I met a 40-something expat volunteering at a BBQ pit who told me that he moved to SJDS in 2009 to “do something different.” He said that that the town’s real estate market mirrored that of the U.S. There was a boom from 2004-7, followed by a bust and a sputter that lingers to this day.
“A piece of land that was 25K in 2007 was going for about 15k by 2009,” he said.
My children made friends with some gringo expat kids whose parents moved to SJDS from Lesotho (seriously!) and I met a host of interesting people as well. I was struck by how open and friendly people were and how easy it is to become part of this community in a place that I would assume is as transient as they come. I met more interesting people in six hours on the beach than I would in six months in Chicago. And I found out that the event was a fundraiser for local charities, which inspired me to have a few more rum and cokes, in order to support the good cause.
At 2 p.m., the surf competition DJ, operating under a tent on the beach, wisely shifted from the angry gansta rap to Bob Marley’s “Legend” compilation. What’s a surf gathering without some Bob Marley, right? Fifteen minutes later, a band took the stage and launched into Marley’s “So Much Trouble in the World” as the DJ played “Stir It Up” simultaneously. Competing Bob Marley tunes was still better than the gangsta rap (see video below).
Shortly thereafter, a small Nicaraguan guy in a faded tank top began puking just yards behind my little patch of shade underneath a tree behind the surf tents.
He was serenaded by a group of inebriated hippies who were mashing it up to Marley’s “Buffalo Soldier.”
Fighting on the Rye-ver, Fighting for Survival Wye-yo-yo, Wye-yo-yo-yo, Wye-yo-yo-yo-yo!
Soon, a succession of drinkers followed, one-by-one, to piss in my general vicinity and I decided to move from what was becoming a de-facto toilet.
By three o’clock, I felt like I was in the Twilight Zone as a “Grease” cover band called Bario La Planeta launched into their set. Only in Nicaragua can you wash up at a beach and find yourself singing “Go Grease Lightning” in the company of of junkies, flunkies, do-gooders and gringos with baffled looking Nicaraguans looking on in puzzlement (see video).

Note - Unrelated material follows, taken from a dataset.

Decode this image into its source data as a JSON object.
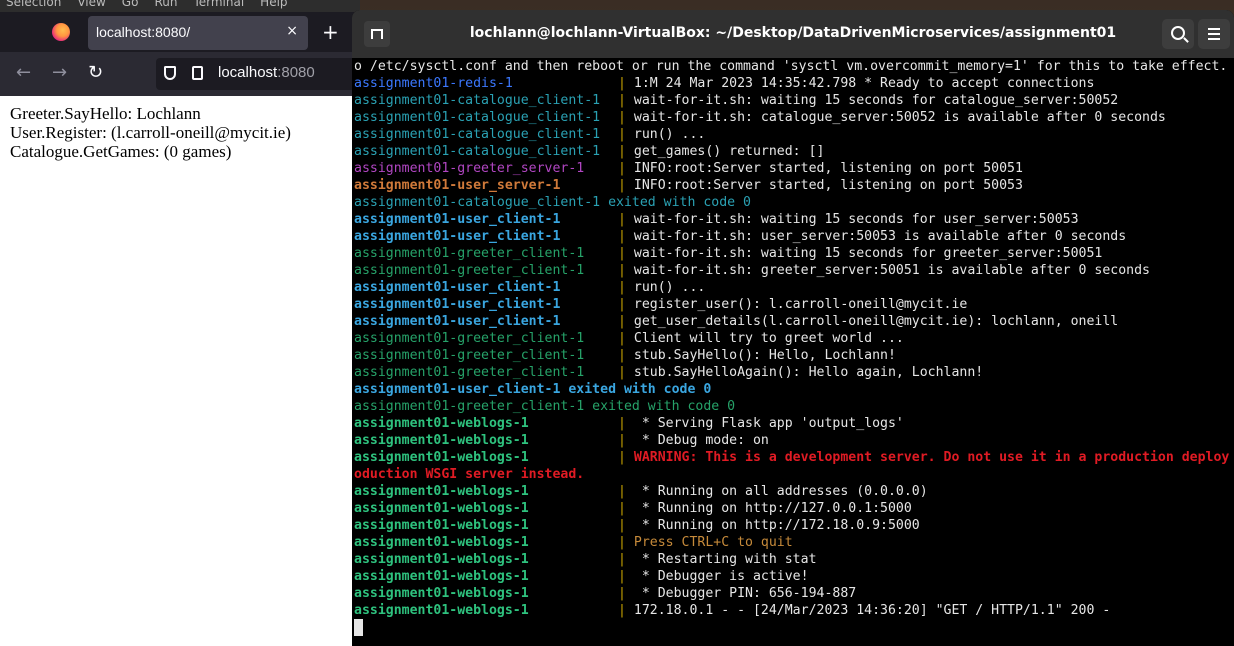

Late in the afternoon, guys and gals who actually knew how to surf – and how to surf well – got into the act but I still had no idea what the hell was going on and I’m pretty sure that most in attendance didn’t gave a damn who won. I’m told the party raged until 3 a.m. and Agusto Chamorro won the men’s open competition. In the world of competitive, but not exactly cutthroat surfing, I’m betting that none of the “losers” left the beach broken hearted.